Hypersonic Weapons System in Development
Russia, China, and the United States are in a race to build hypersonic weapons. Read on to learn more about these weapons.
Hypersonic weapons are defined as weapons that can travel faster than the speed of sound, or Mach 5. Why do Russia, China, and the United States want to build hypersonic weapons? It seems that these nations want to avoid detection by central defense systems. Currently, inter-continental ballistic missiles can travel greater than Mach 5. However, they arc as they travel. Recently, China announced that they have successfully conducted a test on a hypersonic cruise missile that travels at Mach 6.
This test has prompted the United States to move forward in a decades-long avoidance of making hypersonic missiles. Why the avoidance? The cost, time, and technology, always seemed to be out of reach. “You see a flurry of activity, a lot of investment, and then we conclude it’s a bridge too far,” says aerospace engineer Mark Lewis, director of defense research and engineering for modernization in the U.S. Department of Defense. Technological hurdles such as propulsion, control, and heat resistance prevented development.
The United States has recently allocated 1 billion dollars into hypersonic research. The U.S. Navy plans to put one of its first hypersonic weapons to sea in eight years, aboard submarines. The name of the new missile is called Global Strike.
Heating factors into the development of the missile.

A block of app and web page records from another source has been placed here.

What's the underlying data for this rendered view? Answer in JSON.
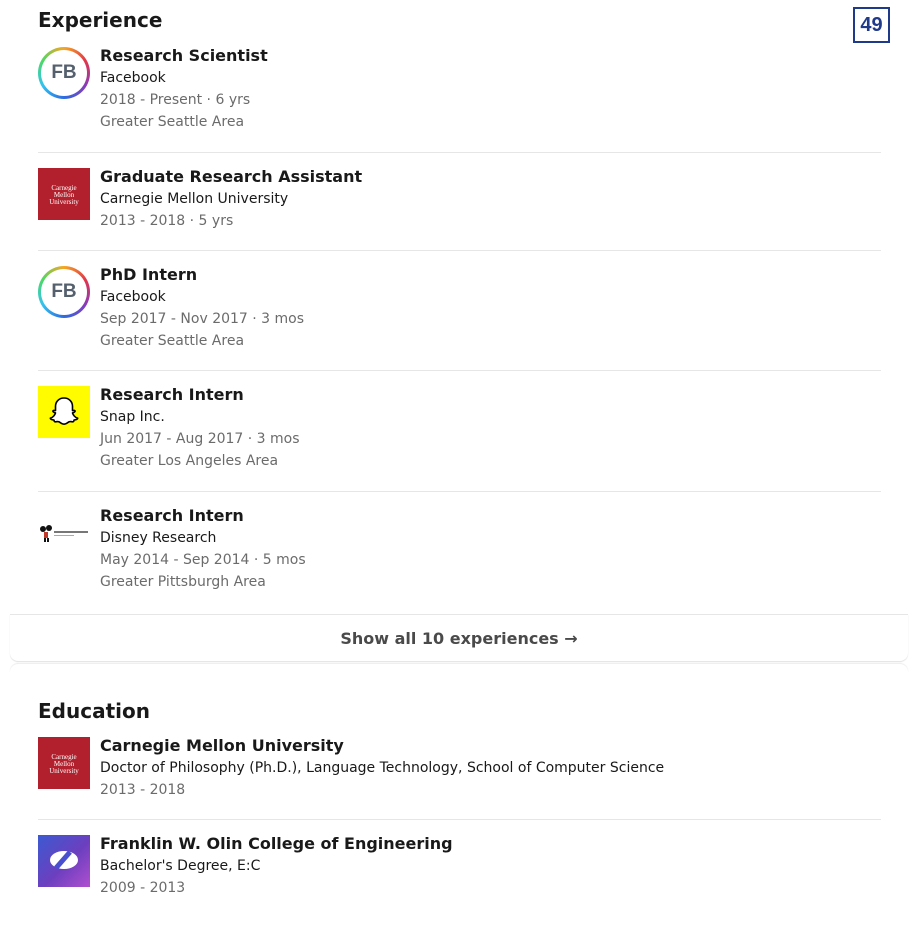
{
  "badge": "49",
  "experience": {
    "title": "Experience",
    "items": [
      {
        "logo": "FB",
        "title": "Research Scientist",
        "company": "Facebook",
        "dates": "2018 - Present · 6 yrs",
        "location": "Greater Seattle Area"
      },
      {
        "logo": "Carnegie Mellon University",
        "title": "Graduate Research Assistant",
        "company": "Carnegie Mellon University",
        "dates": "2013 - 2018 · 5 yrs"
      },
      {
        "logo": "FB",
        "title": "PhD Intern",
        "company": "Facebook",
        "dates": "Sep 2017 - Nov 2017 · 3 mos",
        "location": "Greater Seattle Area"
      },
      {
        "logo": "snapchat-ghost-icon",
        "title": "Research Intern",
        "company": "Snap Inc.",
        "dates": "Jun 2017 - Aug 2017 · 3 mos",
        "location": "Greater Los Angeles Area"
      },
      {
        "logo": "disney-research-logo",
        "title": "Research Intern",
        "company": "Disney Research",
        "dates": "May 2014 - Sep 2014 · 5 mos",
        "location": "Greater Pittsburgh Area"
      }
    ],
    "show_all": "Show all 10 experiences →"
  },
  "education": {
    "title": "Education",
    "items": [
      {
        "logo": "Carnegie Mellon University",
        "school": "Carnegie Mellon University",
        "degree": "Doctor of Philosophy (Ph.D.), Language Technology, School of Computer Science",
        "dates": "2013 - 2018"
      },
      {
        "logo": "olin-logo",
        "school": "Franklin W. Olin College of Engineering",
        "degree": "Bachelor's Degree, E:C",
        "dates": "2009 - 2013"
      }
    ]
  }
}
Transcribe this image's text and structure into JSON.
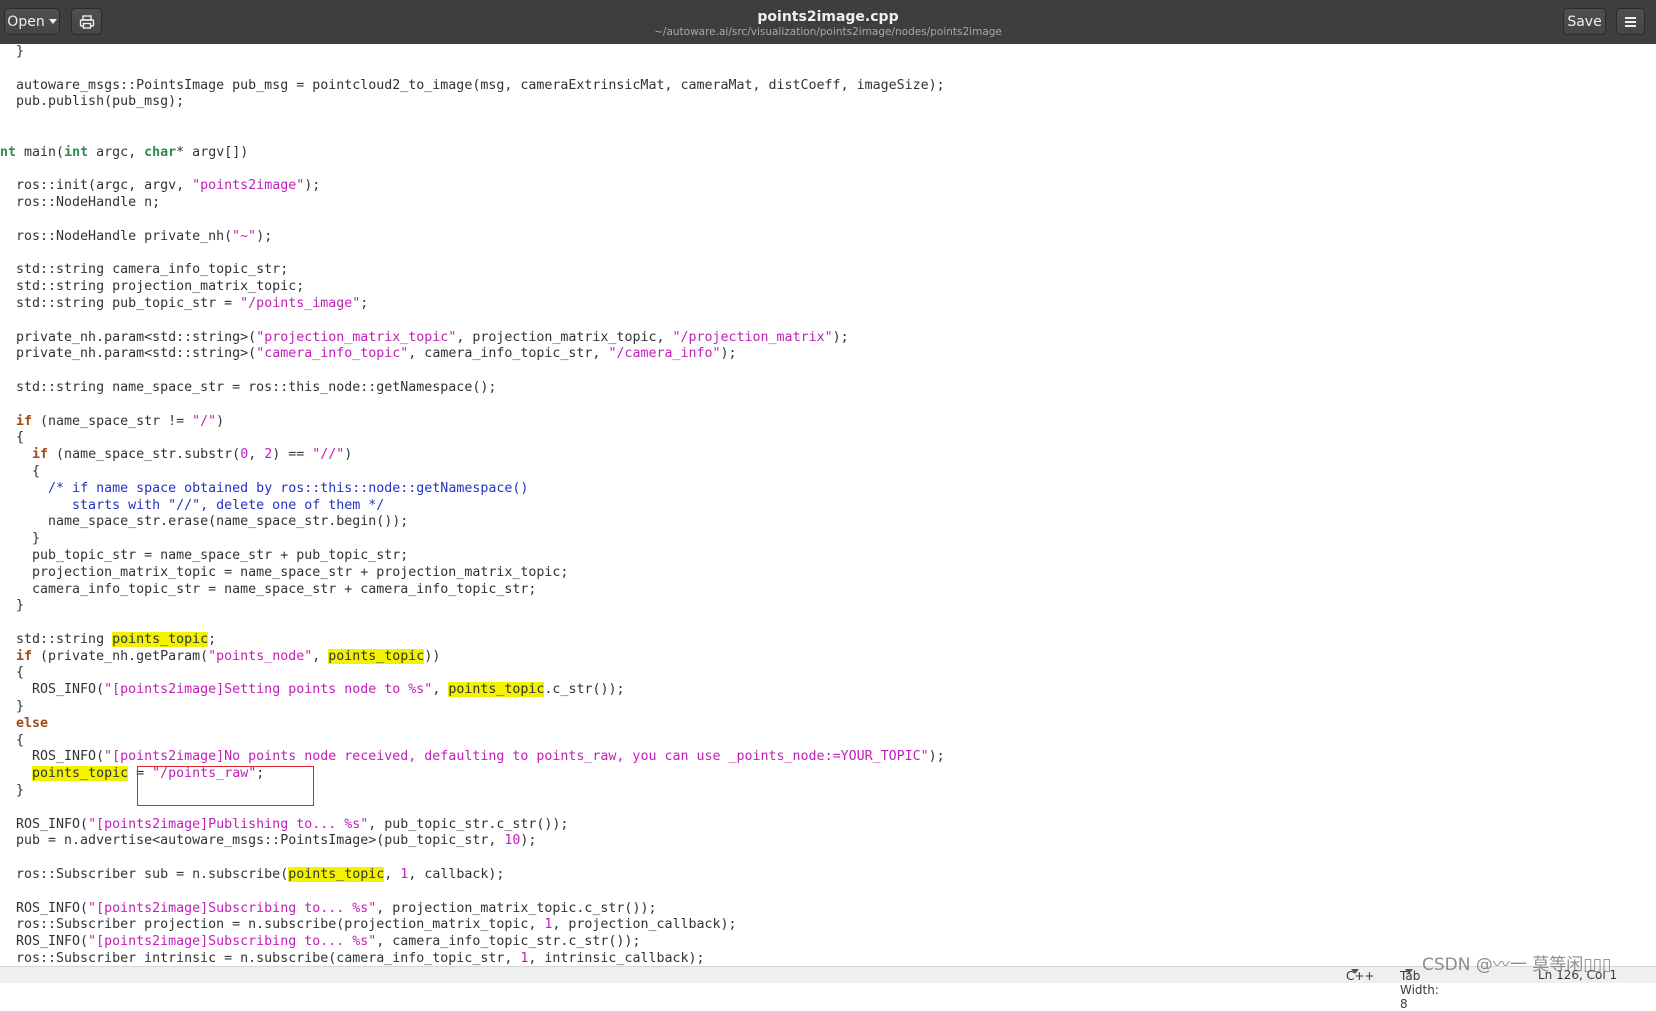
{
  "window": {
    "title": "points2image.cpp",
    "path": "~/autoware.ai/src/visualization/points2image/nodes/points2image"
  },
  "toolbar": {
    "open_label": "Open",
    "save_label": "Save",
    "print_icon": "printer-icon",
    "menu_icon": "hamburger-menu-icon",
    "open_icon": "caret-down-icon"
  },
  "status": {
    "language": "C++",
    "tab_width": "Tab Width: 8",
    "position": "Ln 126, Col 1"
  },
  "watermark": "CSDN @〰一 莫等闲▯▯▯",
  "highlight_color": "#f5f200",
  "code_lines": [
    [
      [
        "p",
        "  }"
      ]
    ],
    [
      [
        "p",
        ""
      ]
    ],
    [
      [
        "p",
        "  autoware_msgs::PointsImage pub_msg = pointcloud2_to_image(msg, cameraExtrinsicMat, cameraMat, distCoeff, imageSize);"
      ]
    ],
    [
      [
        "p",
        "  pub.publish(pub_msg);"
      ]
    ],
    [
      [
        "p",
        ""
      ]
    ],
    [
      [
        "p",
        ""
      ]
    ],
    [
      [
        "k",
        "nt"
      ],
      [
        "p",
        " main("
      ],
      [
        "k",
        "int"
      ],
      [
        "p",
        " argc, "
      ],
      [
        "k",
        "char"
      ],
      [
        "p",
        "* argv[])"
      ]
    ],
    [
      [
        "p",
        ""
      ]
    ],
    [
      [
        "p",
        "  ros::init(argc, argv, "
      ],
      [
        "s",
        "\"points2image\""
      ],
      [
        "p",
        ");"
      ]
    ],
    [
      [
        "p",
        "  ros::NodeHandle n;"
      ]
    ],
    [
      [
        "p",
        ""
      ]
    ],
    [
      [
        "p",
        "  ros::NodeHandle private_nh("
      ],
      [
        "s",
        "\"~\""
      ],
      [
        "p",
        ");"
      ]
    ],
    [
      [
        "p",
        ""
      ]
    ],
    [
      [
        "p",
        "  std::string camera_info_topic_str;"
      ]
    ],
    [
      [
        "p",
        "  std::string projection_matrix_topic;"
      ]
    ],
    [
      [
        "p",
        "  std::string pub_topic_str = "
      ],
      [
        "s",
        "\"/points_image\""
      ],
      [
        "p",
        ";"
      ]
    ],
    [
      [
        "p",
        ""
      ]
    ],
    [
      [
        "p",
        "  private_nh.param<std::string>("
      ],
      [
        "s",
        "\"projection_matrix_topic\""
      ],
      [
        "p",
        ", projection_matrix_topic, "
      ],
      [
        "s",
        "\"/projection_matrix\""
      ],
      [
        "p",
        ");"
      ]
    ],
    [
      [
        "p",
        "  private_nh.param<std::string>("
      ],
      [
        "s",
        "\"camera_info_topic\""
      ],
      [
        "p",
        ", camera_info_topic_str, "
      ],
      [
        "s",
        "\"/camera_info\""
      ],
      [
        "p",
        ");"
      ]
    ],
    [
      [
        "p",
        ""
      ]
    ],
    [
      [
        "p",
        "  std::string name_space_str = ros::this_node::getNamespace();"
      ]
    ],
    [
      [
        "p",
        ""
      ]
    ],
    [
      [
        "p",
        "  "
      ],
      [
        "o",
        "if"
      ],
      [
        "p",
        " (name_space_str != "
      ],
      [
        "s",
        "\"/\""
      ],
      [
        "p",
        ")"
      ]
    ],
    [
      [
        "p",
        "  {"
      ]
    ],
    [
      [
        "p",
        "    "
      ],
      [
        "o",
        "if"
      ],
      [
        "p",
        " (name_space_str.substr("
      ],
      [
        "n",
        "0"
      ],
      [
        "p",
        ", "
      ],
      [
        "n",
        "2"
      ],
      [
        "p",
        ") == "
      ],
      [
        "s",
        "\"//\""
      ],
      [
        "p",
        ")"
      ]
    ],
    [
      [
        "p",
        "    {"
      ]
    ],
    [
      [
        "p",
        "      "
      ],
      [
        "c",
        "/* if name space obtained by ros::this::node::getNamespace()"
      ]
    ],
    [
      [
        "c",
        "         starts with \"//\", delete one of them */"
      ]
    ],
    [
      [
        "p",
        "      name_space_str.erase(name_space_str.begin());"
      ]
    ],
    [
      [
        "p",
        "    }"
      ]
    ],
    [
      [
        "p",
        "    pub_topic_str = name_space_str + pub_topic_str;"
      ]
    ],
    [
      [
        "p",
        "    projection_matrix_topic = name_space_str + projection_matrix_topic;"
      ]
    ],
    [
      [
        "p",
        "    camera_info_topic_str = name_space_str + camera_info_topic_str;"
      ]
    ],
    [
      [
        "p",
        "  }"
      ]
    ],
    [
      [
        "p",
        ""
      ]
    ],
    [
      [
        "p",
        "  std::string "
      ],
      [
        "h",
        "points_topic"
      ],
      [
        "p",
        ";"
      ]
    ],
    [
      [
        "p",
        "  "
      ],
      [
        "o",
        "if"
      ],
      [
        "p",
        " (private_nh.getParam("
      ],
      [
        "s",
        "\"points_node\""
      ],
      [
        "p",
        ", "
      ],
      [
        "h",
        "points_topic"
      ],
      [
        "p",
        "))"
      ]
    ],
    [
      [
        "p",
        "  {"
      ]
    ],
    [
      [
        "p",
        "    ROS_INFO("
      ],
      [
        "s",
        "\"[points2image]Setting points node to "
      ],
      [
        "s",
        "%s\""
      ],
      [
        "p",
        ", "
      ],
      [
        "h",
        "points_topic"
      ],
      [
        "p",
        ".c_str());"
      ]
    ],
    [
      [
        "p",
        "  }"
      ]
    ],
    [
      [
        "p",
        "  "
      ],
      [
        "o",
        "else"
      ]
    ],
    [
      [
        "p",
        "  {"
      ]
    ],
    [
      [
        "p",
        "    ROS_INFO("
      ],
      [
        "s",
        "\"[points2image]No points node received, defaulting to points_raw, you can use _points_node:=YOUR_TOPIC\""
      ],
      [
        "p",
        ");"
      ]
    ],
    [
      [
        "p",
        "    "
      ],
      [
        "h",
        "points_topic"
      ],
      [
        "p",
        " = "
      ],
      [
        "s",
        "\"/points_raw\""
      ],
      [
        "p",
        ";"
      ]
    ],
    [
      [
        "p",
        "  }"
      ]
    ],
    [
      [
        "p",
        ""
      ]
    ],
    [
      [
        "p",
        "  ROS_INFO("
      ],
      [
        "s",
        "\"[points2image]Publishing to... %s\""
      ],
      [
        "p",
        ", pub_topic_str.c_str());"
      ]
    ],
    [
      [
        "p",
        "  pub = n.advertise<autoware_msgs::PointsImage>(pub_topic_str, "
      ],
      [
        "n",
        "10"
      ],
      [
        "p",
        ");"
      ]
    ],
    [
      [
        "p",
        ""
      ]
    ],
    [
      [
        "p",
        "  ros::Subscriber sub = n.subscribe("
      ],
      [
        "h",
        "points_topic"
      ],
      [
        "p",
        ", "
      ],
      [
        "n",
        "1"
      ],
      [
        "p",
        ", callback);"
      ]
    ],
    [
      [
        "p",
        ""
      ]
    ],
    [
      [
        "p",
        "  ROS_INFO("
      ],
      [
        "s",
        "\"[points2image]Subscribing to... %s\""
      ],
      [
        "p",
        ", projection_matrix_topic.c_str());"
      ]
    ],
    [
      [
        "p",
        "  ros::Subscriber projection = n.subscribe(projection_matrix_topic, "
      ],
      [
        "n",
        "1"
      ],
      [
        "p",
        ", projection_callback);"
      ]
    ],
    [
      [
        "p",
        "  ROS_INFO("
      ],
      [
        "s",
        "\"[points2image]Subscribing to... %s\""
      ],
      [
        "p",
        ", camera_info_topic_str.c_str());"
      ]
    ],
    [
      [
        "p",
        "  ros::Subscriber intrinsic = n.subscribe(camera_info_topic_str, "
      ],
      [
        "n",
        "1"
      ],
      [
        "p",
        ", intrinsic_callback);"
      ]
    ]
  ]
}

However, to make the missile maneuver the way they want, engineers have created a triangular-shaped weapon. This shape helps offset some of the heating issues. As of now, the missile can withstand temperatures of 2,000 C or 3632 Fahrenheit. It’s not only heating they have to solve. They also have to solve how air coming into the engine area moves within the chamber.
High airspeeds also pose challenges for engines on HCMs, which, unlike HGVs, have their power plants. HCMs use a supersonic combustion ramjet, or “scramjet,” to accelerate. “It’s the simplest type of jet engine you could ever imagine, where an open tube allows air to mix with fuel,” Lewis says. “It’s also perhaps the most complicated type you can imagine because of the extreme conditions under which it operates.”
Boost glide hypersonic weapons take off like ballistic missiles but remain in the atmosphere, leveling off and then gliding to their targets at speeds over Mach 5. The unique flight profile of boost-glide weapons makes them unstoppable by modern air defenses. This missile could strike anywhere in the world in under an hour. This indicates that the missile could travel between the Mach 10 to Mach 20 range or 7,600 to 15,200 miles an hour. Global Strike would also be useful in a major conflict with an adversary, targeting enemy headquarters, radar sites, and missile batteries, weakening the enemy’s defenses and paving the way for strikes by manned aircraft.
Russia recently unveiled a weapon called the Kinzhal, said to reach Mach 10 under its power, and another that is boosted by a rocket to an astonishing Mach 27. China showed off a rocket-boosted hypersonic glide vehicle (HGV) of its own, the Dongfeng-17, in a recent military parade.
The Navy is building 10 Virginia-class submarines with the Virginia Payload Module, thus ensuring at least ten platforms capable of carrying Global Strike.
Right now, the United States is unable to detect a launch of hypersonic missiles. However, plans are underway to place satellites in low Earth orbit by 2030. Once the satellites can detect the heat from the missiles, the military can then develop a way to stop them from hitting potential targets.